Senior Business Reporter
Corporate governance experts say Government’s decision to centralise ownership of State-owned enterprises (SOEs) would insulate them from both malpractice and malfeasance, including interference by parent ministries, which is regarded as one of the major drawbacks to their smooth functioning.
Public entities and local authorities are often regarded as the missing link in Government’s endeavour to turn around the economy.
Zimbabwe has a decentralised ownership model of public entities, where the Government shareholder function is thinly spread across different line ministries.
The ownership model has been plagued by a number of challenges such as inconsistencies in governance practices, ministerial interference, delays and or reversals of Government-approved SOEs reforms due to vested interests within some line ministries, and generally weak and passive oversight function.
Finance and Economic Development Minister Prof Mthuli Ncube said in the 2021 National Budget, the current control model is responsible for poor performance of the SOEs.
This has since been changed.
A centralised ownership model is characterised by one central decision-making body carrying out the mission of shareholder in all companies and organisations controlled by the State.
“This will promote good governance,” said Mr Jacob Rusere, an analyst with a local research firm.
“Furthermore, it allows line ministries to focus on policy instead of the dual and conflicting role of a policy-maker as well as market participant, which is very complicated, especially in areas where there are private players.
“We have had instances of abuse of power by parent ministries as some ministers have literally become defacto CEOs of public entities; usurping the responsibilities of the board, changing the boards or management willy-nilly because they have vested interest.

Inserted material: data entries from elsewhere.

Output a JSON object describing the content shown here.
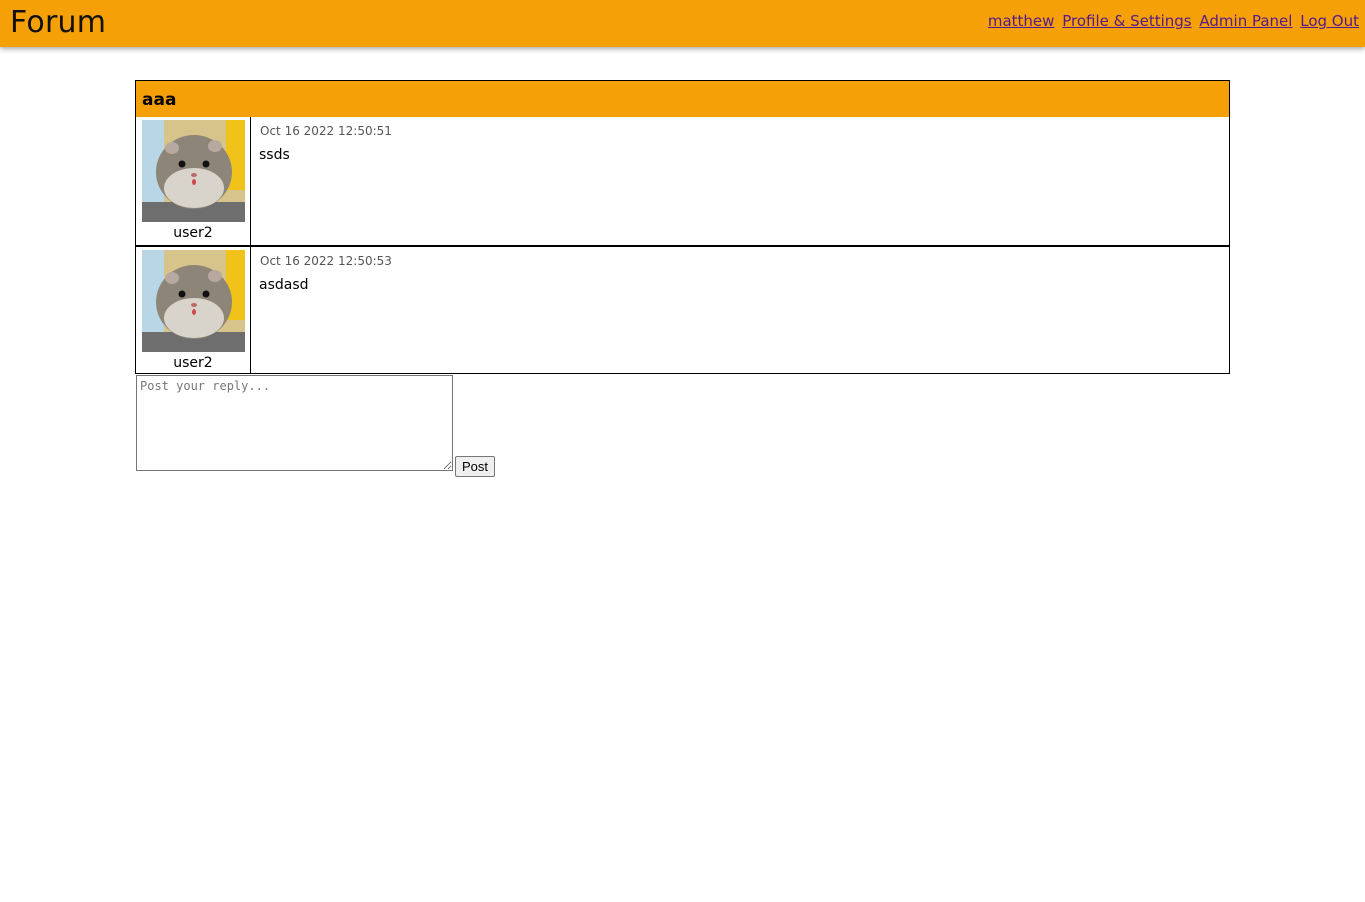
{
  "header": {
    "brand": "Forum",
    "nav": [
      {
        "label": "matthew"
      },
      {
        "label": "Profile & Settings"
      },
      {
        "label": "Admin Panel"
      },
      {
        "label": "Log Out"
      }
    ]
  },
  "thread": {
    "title": "aaa",
    "posts": [
      {
        "author": "user2",
        "timestamp": "Oct 16 2022 12:50:51",
        "content": "ssds"
      },
      {
        "author": "user2",
        "timestamp": "Oct 16 2022 12:50:53",
        "content": "asdasd"
      }
    ]
  },
  "reply": {
    "placeholder": "Post your reply...",
    "button_label": "Post"
  },
  "colors": {
    "accent": "#f5a006",
    "link": "#551a8b"
  }
}
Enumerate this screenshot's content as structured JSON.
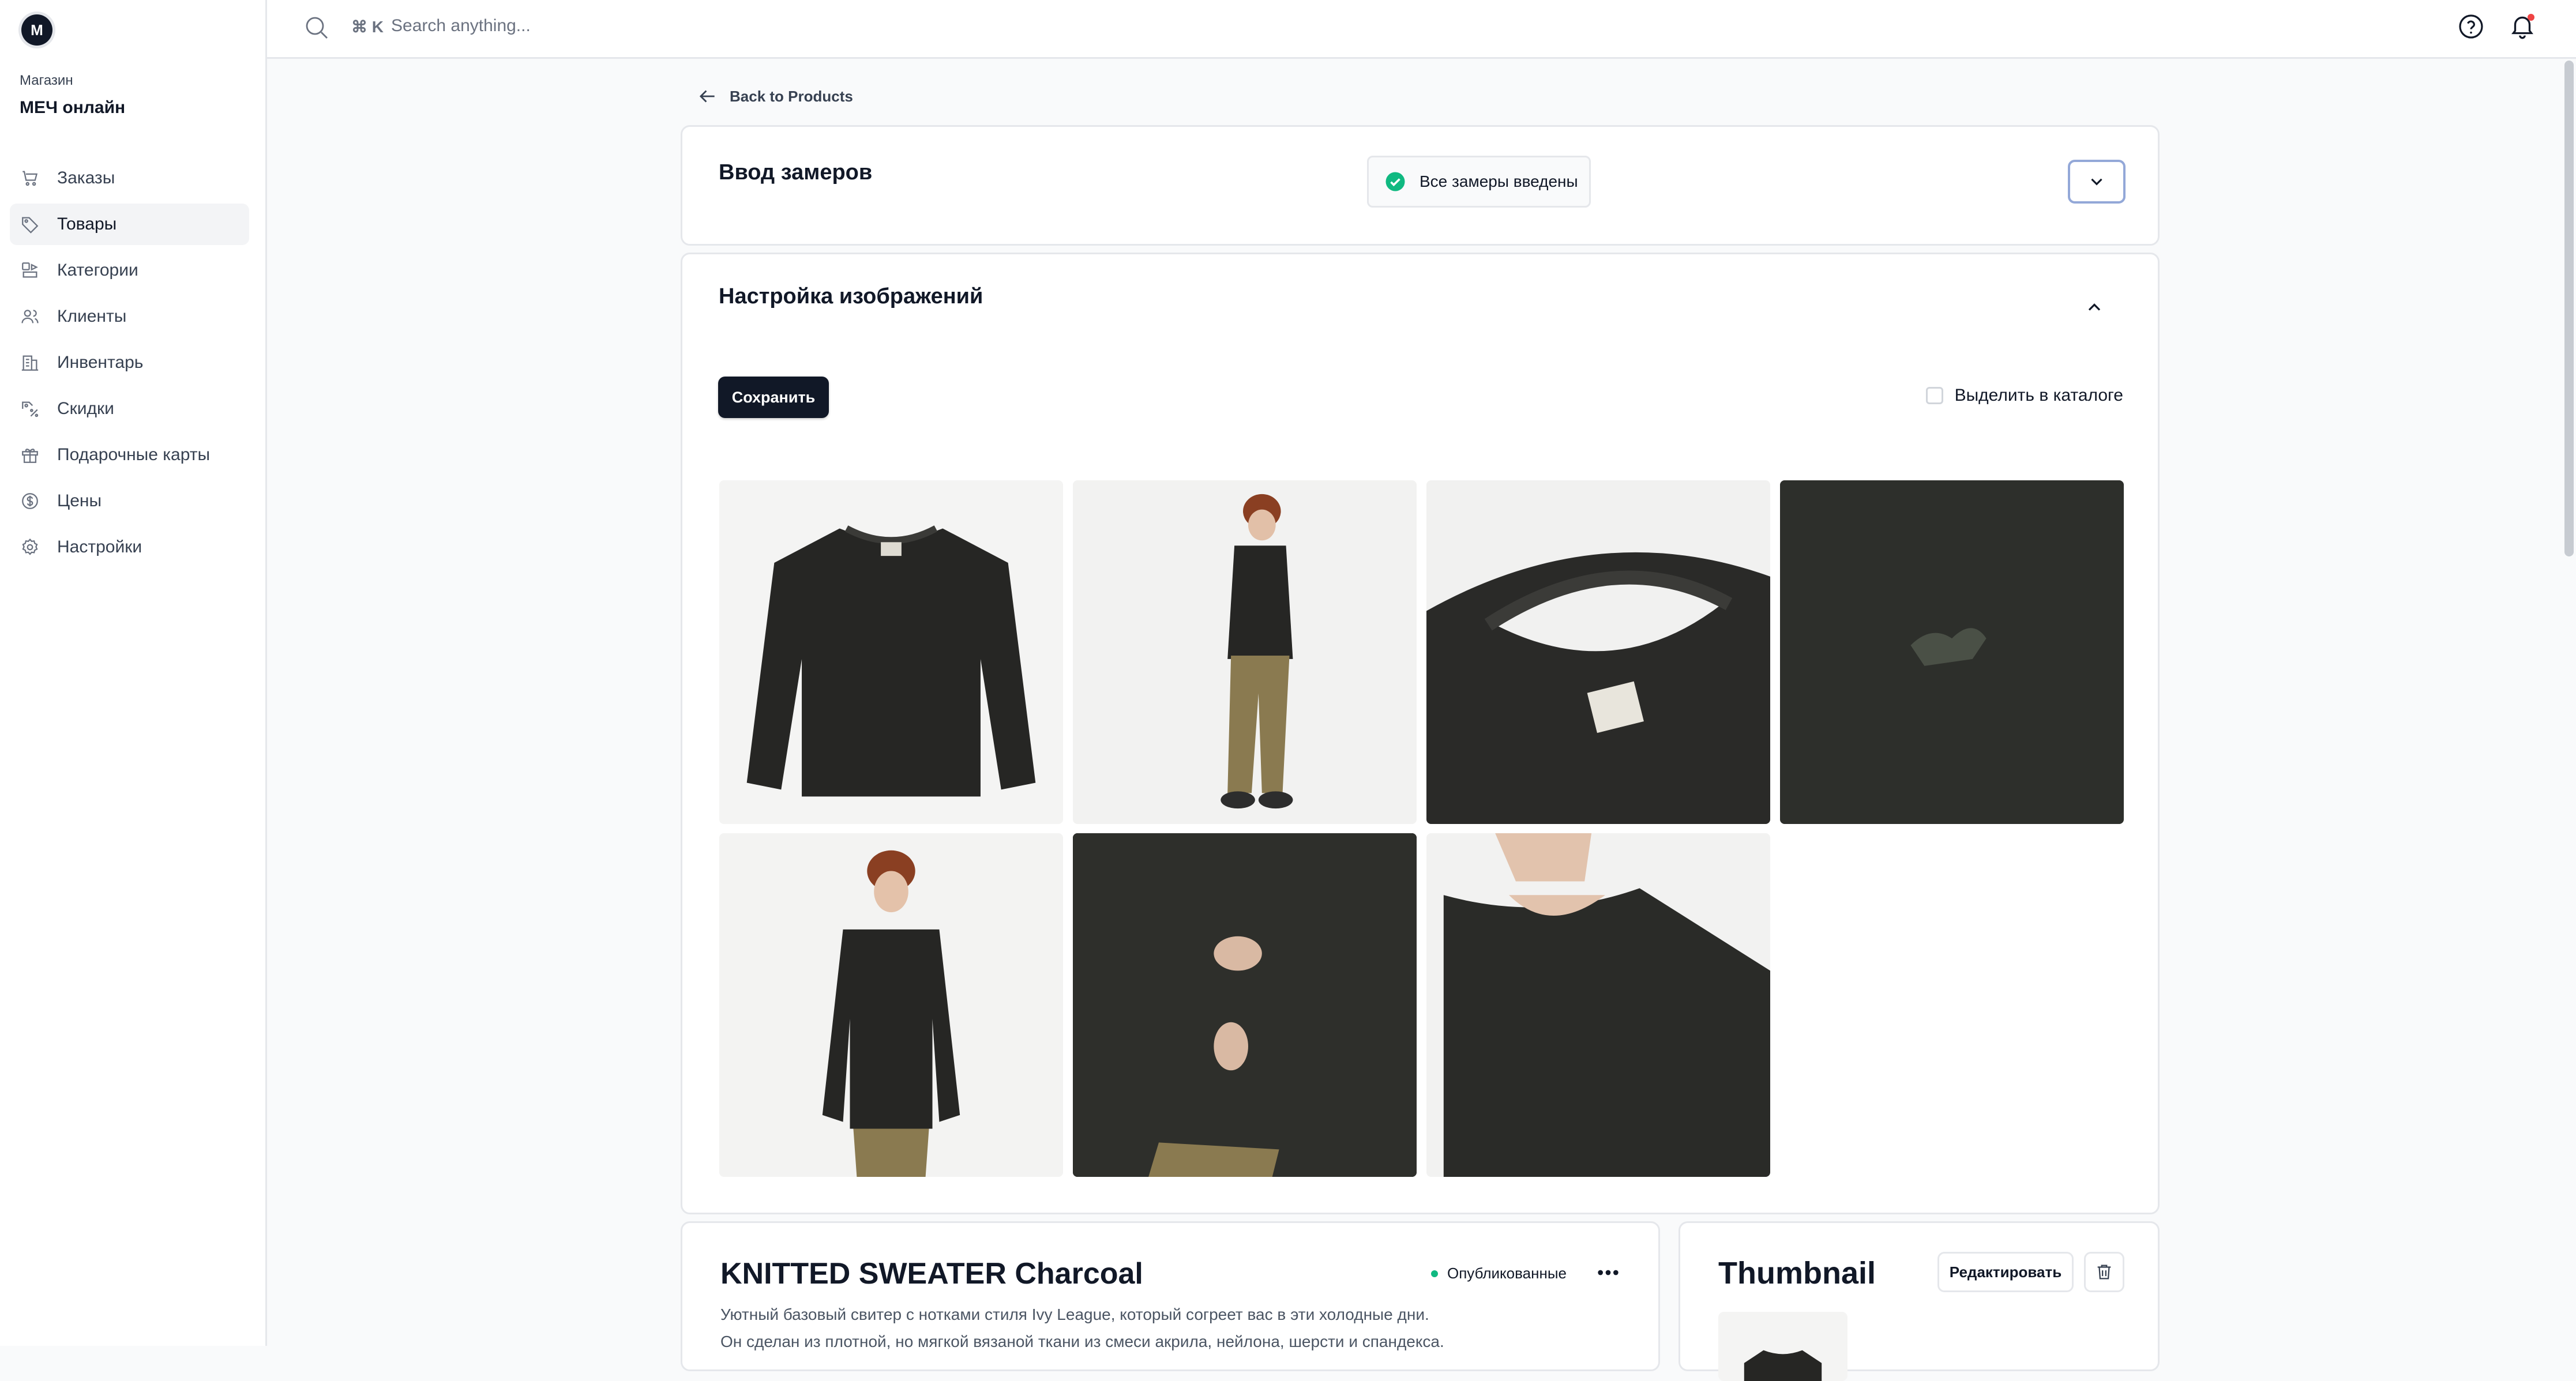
{
  "sidebar": {
    "avatar_letter": "M",
    "store_caption": "Магазин",
    "store_name": "МЕЧ онлайн",
    "items": [
      {
        "label": "Заказы",
        "icon": "cart-icon"
      },
      {
        "label": "Товары",
        "icon": "tag-icon",
        "active": true
      },
      {
        "label": "Категории",
        "icon": "categories-icon"
      },
      {
        "label": "Клиенты",
        "icon": "users-icon"
      },
      {
        "label": "Инвентарь",
        "icon": "building-icon"
      },
      {
        "label": "Скидки",
        "icon": "discount-icon"
      },
      {
        "label": "Подарочные карты",
        "icon": "gift-icon"
      },
      {
        "label": "Цены",
        "icon": "dollar-icon"
      },
      {
        "label": "Настройки",
        "icon": "gear-icon"
      }
    ]
  },
  "topbar": {
    "shortcut": "⌘ K",
    "search_placeholder": "Search anything..."
  },
  "page": {
    "back_label": "Back to Products"
  },
  "measurements": {
    "title": "Ввод замеров",
    "status": "Все замеры введены"
  },
  "images_section": {
    "title": "Настройка изображений",
    "save_label": "Сохранить",
    "feature_label": "Выделить в каталоге",
    "images": [
      {
        "icon": "sweater-flat-image"
      },
      {
        "icon": "model-side-image"
      },
      {
        "icon": "collar-label-image"
      },
      {
        "icon": "knit-texture-image"
      },
      {
        "icon": "model-front-image"
      },
      {
        "icon": "sleeve-detail-image"
      },
      {
        "icon": "model-crop-image"
      }
    ]
  },
  "product": {
    "title": "KNITTED SWEATER Charcoal",
    "status": "Опубликованные",
    "description_1": "Уютный базовый свитер с нотками стиля Ivy League, который согреет вас в эти холодные дни.",
    "description_2": "Он сделан из плотной, но мягкой вязаной ткани из смеси акрила, нейлона, шерсти и спандекса."
  },
  "thumbnail": {
    "title": "Thumbnail",
    "edit_label": "Редактировать"
  },
  "colors": {
    "accent_dark": "#111827",
    "success": "#10b981",
    "focus_ring": "#93a8d8"
  }
}
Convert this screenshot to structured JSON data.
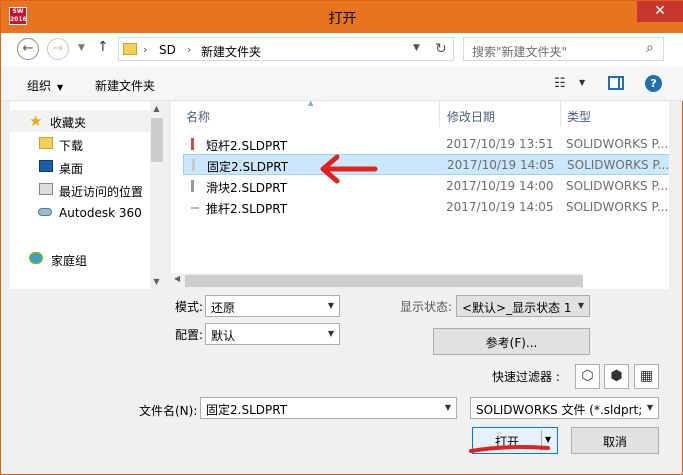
{
  "window": {
    "title": "打开",
    "app_icon_text": "SW 2016",
    "close_glyph": "✕"
  },
  "nav": {
    "back_glyph": "←",
    "forward_glyph": "→",
    "up_glyph": "↑",
    "breadcrumb": [
      "SD",
      "新建文件夹"
    ],
    "search_placeholder": "搜索\"新建文件夹\""
  },
  "toolbar": {
    "organize_label": "组织",
    "new_folder_label": "新建文件夹"
  },
  "sidebar": {
    "items": [
      {
        "label": "收藏夹",
        "icon": "star-icon"
      },
      {
        "label": "下载",
        "icon": "download-folder-icon"
      },
      {
        "label": "桌面",
        "icon": "desktop-icon"
      },
      {
        "label": "最近访问的位置",
        "icon": "recent-places-icon"
      },
      {
        "label": "Autodesk 360",
        "icon": "cloud-icon"
      },
      {
        "label": "家庭组",
        "icon": "homegroup-icon"
      }
    ]
  },
  "filelist": {
    "columns": {
      "name": "名称",
      "date": "修改日期",
      "type": "类型"
    },
    "rows": [
      {
        "name": "短杆2.SLDPRT",
        "date": "2017/10/19 13:51",
        "type": "SOLIDWORKS P..."
      },
      {
        "name": "固定2.SLDPRT",
        "date": "2017/10/19 14:05",
        "type": "SOLIDWORKS P..."
      },
      {
        "name": "滑块2.SLDPRT",
        "date": "2017/10/19 14:00",
        "type": "SOLIDWORKS P..."
      },
      {
        "name": "推杆2.SLDPRT",
        "date": "2017/10/19 14:05",
        "type": "SOLIDWORKS P..."
      }
    ],
    "selected_index": 1
  },
  "options": {
    "mode_label": "模式:",
    "mode_value": "还原",
    "config_label": "配置:",
    "config_value": "默认",
    "display_state_label": "显示状态:",
    "display_state_value": "<默认>_显示状态 1",
    "browse_label": "参考(F)...",
    "quick_filter_label": "快速过滤器 :"
  },
  "bottom": {
    "filename_label": "文件名(N):",
    "filename_value": "固定2.SLDPRT",
    "filetype_value": "SOLIDWORKS 文件 (*.sldprt;",
    "open_label": "打开",
    "cancel_label": "取消"
  },
  "colors": {
    "accent_titlebar": "#e8741f",
    "selection": "#cce8ff",
    "annotation_red": "#e2221d"
  }
}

This was totally unacceptable.”
Market watchers say the new model, which has since been approved by Cabinet, has to be implemented expeditiously.
“Government should move with speed to implement the model that will, to a larger extent, reduce personalisation of public entities by line ministries.
“This will also limit the political footprint in running of the parastatals while bringing an element of continuity and professionalism,” economist Mr Brains Muchemwa said.
Prof Ncube said the new model would be implemented next year.
Financial and legal analyst Mr Godknows Hofisi, however, cautioned that there is need to safeguard against “inefficiency and lengthy or elaborate decision-making and approval processes” as a result of the inherently large scope arising from centralising ownership.
Countries such as South Africa, Mozambique, Namibia, Zambia, China, Malaysia and France have migrated from the decentralised ownership model in favour of centralised or dual-ownership models.
Over the years, the more than 100 SOEs, which used to contribute 40 percent of Gross Domestic Product (GDP), have been a serious financial drain to the fiscus.
Currently, their contribution is estimated at 2 percent of GDP.
Under the ongoing reform programme, Government intends to privatise 11 firms, six subsidiaries of the Industrial Development Corporation of Zimbabwe and 17 units of the Zimbabwe Mining Development Corporation (ZMDC).
All boards for ZESA Holdings subsidiaries will be dissolved.
Zimbabwe Power Company will engage strategic partners for power generation projects.
Silo Foods would be recapitalised through strategic partnership.
The National Social Security Authority has reportedly been angling for a stake in the company.
Government will implement recommendations from performance reviews of SOEs that include the Zimbabwe Mining Development Corporation; Zimbabwe National Road Administration; the Scientific and Industrial Research and Development Centre; Allied Timbers; the Infrastructure Development Bank of Zimbabwe; Agribank; Small and Medium Enterprises Development; the
Zimbabwe Electricity Transmission and Distribution Company; Zimparks; Environmental Management Agency; Forestry Commission; and Zimbabwe Revenue Authority (Zimra).
Reform strategies for Printflow, Traffic Safety Council of Zimbabwe, Kingstons, CMED, National Oil Infrastructure Company, the National Pharmaceutical Company and the Agricultural and Rural Development Authority will be formulated and implemented.
For TelOne and NetOne, Government is working with the World Bank Group on an appropriate privatisation roadmap.